Omit the images, then repeat the listing exactly.
SUPPLIED RECORDS START
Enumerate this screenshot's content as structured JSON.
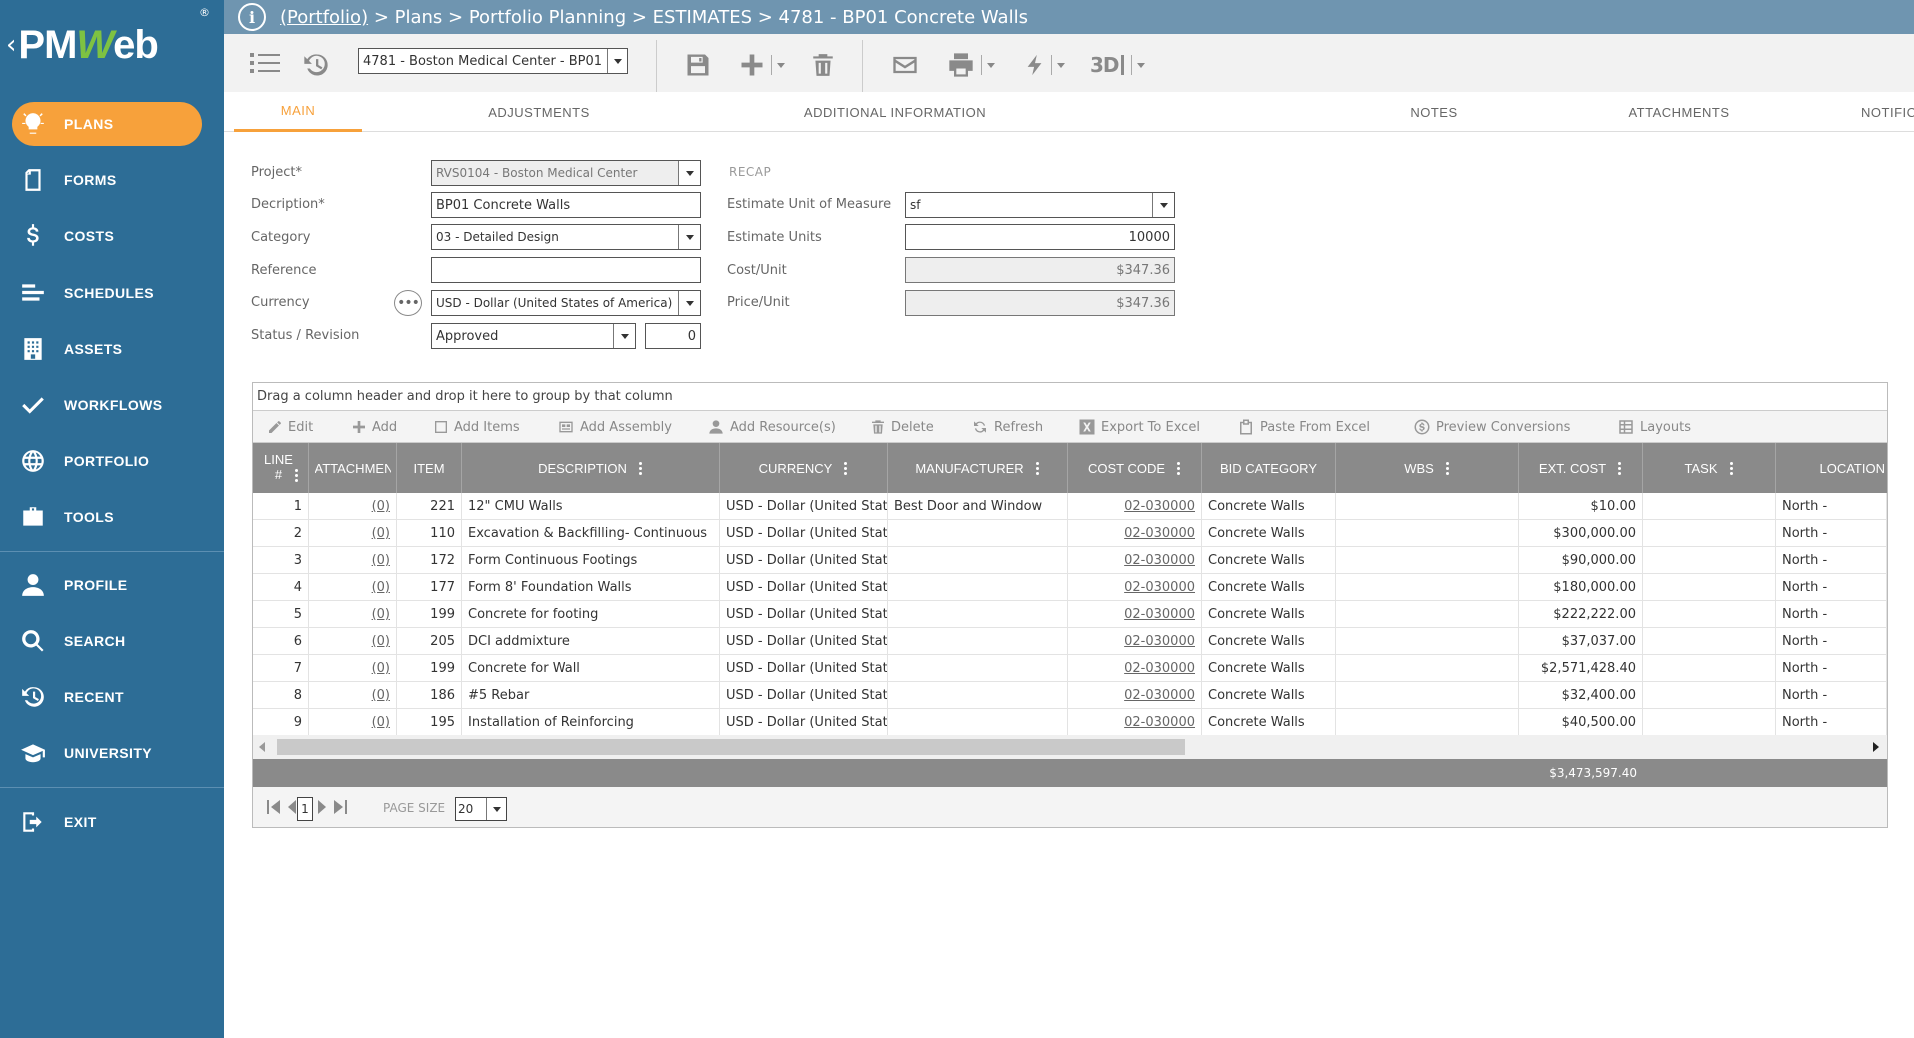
{
  "logo": {
    "back": "‹",
    "text1": "PM",
    "text2": "W",
    "text3": "eb",
    "reg": "®"
  },
  "sidebar": {
    "items": [
      {
        "label": "PLANS",
        "icon": "lightbulb-icon"
      },
      {
        "label": "FORMS",
        "icon": "document-icon"
      },
      {
        "label": "COSTS",
        "icon": "dollar-icon"
      },
      {
        "label": "SCHEDULES",
        "icon": "gantt-icon"
      },
      {
        "label": "ASSETS",
        "icon": "building-icon"
      },
      {
        "label": "WORKFLOWS",
        "icon": "check-icon"
      },
      {
        "label": "PORTFOLIO",
        "icon": "globe-icon"
      },
      {
        "label": "TOOLS",
        "icon": "toolbox-icon"
      },
      {
        "label": "PROFILE",
        "icon": "user-icon"
      },
      {
        "label": "SEARCH",
        "icon": "search-icon"
      },
      {
        "label": "RECENT",
        "icon": "history-icon"
      },
      {
        "label": "UNIVERSITY",
        "icon": "graduation-cap-icon"
      },
      {
        "label": "EXIT",
        "icon": "exit-icon"
      }
    ]
  },
  "breadcrumb": {
    "portfolio": "(Portfolio)",
    "rest": " > Plans > Portfolio Planning > ESTIMATES > 4781 - BP01 Concrete Walls"
  },
  "toolbar": {
    "record_select": "4781 - Boston Medical Center - BP01"
  },
  "tabs": [
    "MAIN",
    "ADJUSTMENTS",
    "ADDITIONAL INFORMATION",
    "NOTES",
    "ATTACHMENTS",
    "NOTIFICATIONS"
  ],
  "form": {
    "project_label": "Project*",
    "project_value": "RVS0104 - Boston Medical Center",
    "description_label": "Decription*",
    "description_value": "BP01 Concrete Walls",
    "category_label": "Category",
    "category_value": "03 - Detailed Design",
    "reference_label": "Reference",
    "reference_value": "",
    "currency_label": "Currency",
    "currency_dots": "•••",
    "currency_value": "USD - Dollar (United States of America)",
    "status_label": "Status / Revision",
    "status_value": "Approved",
    "revision_value": "0",
    "recap_label": "RECAP",
    "uom_label": "Estimate Unit of Measure",
    "uom_value": "sf",
    "units_label": "Estimate Units",
    "units_value": "10000",
    "cost_unit_label": "Cost/Unit",
    "cost_unit_value": "$347.36",
    "price_unit_label": "Price/Unit",
    "price_unit_value": "$347.36"
  },
  "grid": {
    "group_hint": "Drag a column header and drop it here to group by that column",
    "tools": [
      "Edit",
      "Add",
      "Add Items",
      "Add Assembly",
      "Add Resource(s)",
      "Delete",
      "Refresh",
      "Export To Excel",
      "Paste From Excel",
      "Preview Conversions",
      "Layouts"
    ],
    "columns": [
      "LINE #",
      "ATTACHMENTS",
      "ITEM",
      "DESCRIPTION",
      "CURRENCY",
      "MANUFACTURER",
      "COST CODE",
      "BID CATEGORY",
      "WBS",
      "EXT. COST",
      "TASK",
      "LOCATION"
    ],
    "rows": [
      {
        "line": "1",
        "att": "(0)",
        "item": "221",
        "desc": "12\" CMU Walls",
        "cur": "USD - Dollar (United States of America)",
        "mfr": "Best Door and Window",
        "code": "02-030000",
        "bid": "Concrete Walls",
        "wbs": "",
        "ext": "$10.00",
        "task": "",
        "loc": "North -"
      },
      {
        "line": "2",
        "att": "(0)",
        "item": "110",
        "desc": "Excavation & Backfilling- Continuous",
        "cur": "USD - Dollar (United States of America)",
        "mfr": "",
        "code": "02-030000",
        "bid": "Concrete Walls",
        "wbs": "",
        "ext": "$300,000.00",
        "task": "",
        "loc": "North -"
      },
      {
        "line": "3",
        "att": "(0)",
        "item": "172",
        "desc": "Form Continuous Footings",
        "cur": "USD - Dollar (United States of America)",
        "mfr": "",
        "code": "02-030000",
        "bid": "Concrete Walls",
        "wbs": "",
        "ext": "$90,000.00",
        "task": "",
        "loc": "North -"
      },
      {
        "line": "4",
        "att": "(0)",
        "item": "177",
        "desc": "Form 8' Foundation Walls",
        "cur": "USD - Dollar (United States of America)",
        "mfr": "",
        "code": "02-030000",
        "bid": "Concrete Walls",
        "wbs": "",
        "ext": "$180,000.00",
        "task": "",
        "loc": "North -"
      },
      {
        "line": "5",
        "att": "(0)",
        "item": "199",
        "desc": "Concrete for footing",
        "cur": "USD - Dollar (United States of America)",
        "mfr": "",
        "code": "02-030000",
        "bid": "Concrete Walls",
        "wbs": "",
        "ext": "$222,222.00",
        "task": "",
        "loc": "North -"
      },
      {
        "line": "6",
        "att": "(0)",
        "item": "205",
        "desc": "DCI addmixture",
        "cur": "USD - Dollar (United States of America)",
        "mfr": "",
        "code": "02-030000",
        "bid": "Concrete Walls",
        "wbs": "",
        "ext": "$37,037.00",
        "task": "",
        "loc": "North -"
      },
      {
        "line": "7",
        "att": "(0)",
        "item": "199",
        "desc": "Concrete for Wall",
        "cur": "USD - Dollar (United States of America)",
        "mfr": "",
        "code": "02-030000",
        "bid": "Concrete Walls",
        "wbs": "",
        "ext": "$2,571,428.40",
        "task": "",
        "loc": "North -"
      },
      {
        "line": "8",
        "att": "(0)",
        "item": "186",
        "desc": "#5 Rebar",
        "cur": "USD - Dollar (United States of America)",
        "mfr": "",
        "code": "02-030000",
        "bid": "Concrete Walls",
        "wbs": "",
        "ext": "$32,400.00",
        "task": "",
        "loc": "North -"
      },
      {
        "line": "9",
        "att": "(0)",
        "item": "195",
        "desc": "Installation of Reinforcing",
        "cur": "USD - Dollar (United States of America)",
        "mfr": "",
        "code": "02-030000",
        "bid": "Concrete Walls",
        "wbs": "",
        "ext": "$40,500.00",
        "task": "",
        "loc": "North -"
      }
    ],
    "total": "$3,473,597.40",
    "page": "1",
    "page_size_label": "PAGE SIZE",
    "page_size": "20"
  },
  "colors": {
    "sidebar": "#2d6d96",
    "accent": "#f7a13b",
    "topbar": "#6f95b0",
    "grid_header": "#8a8a8a"
  }
}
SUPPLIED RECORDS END
(ANSWER AREA):
Enumerate this screenshot's content as structured JSON.
{
  "logo": {
    "back": "‹",
    "text1": "PM",
    "text2": "W",
    "text3": "eb",
    "reg": "®"
  },
  "sidebar": {
    "items": [
      {
        "label": "PLANS",
        "icon": "lightbulb-icon"
      },
      {
        "label": "FORMS",
        "icon": "document-icon"
      },
      {
        "label": "COSTS",
        "icon": "dollar-icon"
      },
      {
        "label": "SCHEDULES",
        "icon": "gantt-icon"
      },
      {
        "label": "ASSETS",
        "icon": "building-icon"
      },
      {
        "label": "WORKFLOWS",
        "icon": "check-icon"
      },
      {
        "label": "PORTFOLIO",
        "icon": "globe-icon"
      },
      {
        "label": "TOOLS",
        "icon": "toolbox-icon"
      },
      {
        "label": "PROFILE",
        "icon": "user-icon"
      },
      {
        "label": "SEARCH",
        "icon": "search-icon"
      },
      {
        "label": "RECENT",
        "icon": "history-icon"
      },
      {
        "label": "UNIVERSITY",
        "icon": "graduation-cap-icon"
      },
      {
        "label": "EXIT",
        "icon": "exit-icon"
      }
    ]
  },
  "breadcrumb": {
    "portfolio": "(Portfolio)",
    "rest": " > Plans > Portfolio Planning > ESTIMATES > 4781 - BP01 Concrete Walls"
  },
  "toolbar": {
    "record_select": "4781 - Boston Medical Center - BP01"
  },
  "tabs": [
    "MAIN",
    "ADJUSTMENTS",
    "ADDITIONAL INFORMATION",
    "NOTES",
    "ATTACHMENTS",
    "NOTIFICATIONS"
  ],
  "form": {
    "project_label": "Project*",
    "project_value": "RVS0104 - Boston Medical Center",
    "description_label": "Decription*",
    "description_value": "BP01 Concrete Walls",
    "category_label": "Category",
    "category_value": "03 - Detailed Design",
    "reference_label": "Reference",
    "reference_value": "",
    "currency_label": "Currency",
    "currency_dots": "•••",
    "currency_value": "USD - Dollar (United States of America)",
    "status_label": "Status / Revision",
    "status_value": "Approved",
    "revision_value": "0",
    "recap_label": "RECAP",
    "uom_label": "Estimate Unit of Measure",
    "uom_value": "sf",
    "units_label": "Estimate Units",
    "units_value": "10000",
    "cost_unit_label": "Cost/Unit",
    "cost_unit_value": "$347.36",
    "price_unit_label": "Price/Unit",
    "price_unit_value": "$347.36"
  },
  "grid": {
    "group_hint": "Drag a column header and drop it here to group by that column",
    "tools": [
      "Edit",
      "Add",
      "Add Items",
      "Add Assembly",
      "Add Resource(s)",
      "Delete",
      "Refresh",
      "Export To Excel",
      "Paste From Excel",
      "Preview Conversions",
      "Layouts"
    ],
    "columns": [
      "LINE #",
      "ATTACHMENTS",
      "ITEM",
      "DESCRIPTION",
      "CURRENCY",
      "MANUFACTURER",
      "COST CODE",
      "BID CATEGORY",
      "WBS",
      "EXT. COST",
      "TASK",
      "LOCATION"
    ],
    "rows": [
      {
        "line": "1",
        "att": "(0)",
        "item": "221",
        "desc": "12\" CMU Walls",
        "cur": "USD - Dollar (United States of America)",
        "mfr": "Best Door and Window",
        "code": "02-030000",
        "bid": "Concrete Walls",
        "wbs": "",
        "ext": "$10.00",
        "task": "",
        "loc": "North -"
      },
      {
        "line": "2",
        "att": "(0)",
        "item": "110",
        "desc": "Excavation & Backfilling- Continuous",
        "cur": "USD - Dollar (United States of America)",
        "mfr": "",
        "code": "02-030000",
        "bid": "Concrete Walls",
        "wbs": "",
        "ext": "$300,000.00",
        "task": "",
        "loc": "North -"
      },
      {
        "line": "3",
        "att": "(0)",
        "item": "172",
        "desc": "Form Continuous Footings",
        "cur": "USD - Dollar (United States of America)",
        "mfr": "",
        "code": "02-030000",
        "bid": "Concrete Walls",
        "wbs": "",
        "ext": "$90,000.00",
        "task": "",
        "loc": "North -"
      },
      {
        "line": "4",
        "att": "(0)",
        "item": "177",
        "desc": "Form 8' Foundation Walls",
        "cur": "USD - Dollar (United States of America)",
        "mfr": "",
        "code": "02-030000",
        "bid": "Concrete Walls",
        "wbs": "",
        "ext": "$180,000.00",
        "task": "",
        "loc": "North -"
      },
      {
        "line": "5",
        "att": "(0)",
        "item": "199",
        "desc": "Concrete for footing",
        "cur": "USD - Dollar (United States of America)",
        "mfr": "",
        "code": "02-030000",
        "bid": "Concrete Walls",
        "wbs": "",
        "ext": "$222,222.00",
        "task": "",
        "loc": "North -"
      },
      {
        "line": "6",
        "att": "(0)",
        "item": "205",
        "desc": "DCI addmixture",
        "cur": "USD - Dollar (United States of America)",
        "mfr": "",
        "code": "02-030000",
        "bid": "Concrete Walls",
        "wbs": "",
        "ext": "$37,037.00",
        "task": "",
        "loc": "North -"
      },
      {
        "line": "7",
        "att": "(0)",
        "item": "199",
        "desc": "Concrete for Wall",
        "cur": "USD - Dollar (United States of America)",
        "mfr": "",
        "code": "02-030000",
        "bid": "Concrete Walls",
        "wbs": "",
        "ext": "$2,571,428.40",
        "task": "",
        "loc": "North -"
      },
      {
        "line": "8",
        "att": "(0)",
        "item": "186",
        "desc": "#5 Rebar",
        "cur": "USD - Dollar (United States of America)",
        "mfr": "",
        "code": "02-030000",
        "bid": "Concrete Walls",
        "wbs": "",
        "ext": "$32,400.00",
        "task": "",
        "loc": "North -"
      },
      {
        "line": "9",
        "att": "(0)",
        "item": "195",
        "desc": "Installation of Reinforcing",
        "cur": "USD - Dollar (United States of America)",
        "mfr": "",
        "code": "02-030000",
        "bid": "Concrete Walls",
        "wbs": "",
        "ext": "$40,500.00",
        "task": "",
        "loc": "North -"
      }
    ],
    "total": "$3,473,597.40",
    "page": "1",
    "page_size_label": "PAGE SIZE",
    "page_size": "20"
  },
  "colors": {
    "sidebar": "#2d6d96",
    "accent": "#f7a13b",
    "topbar": "#6f95b0",
    "grid_header": "#8a8a8a"
  }
}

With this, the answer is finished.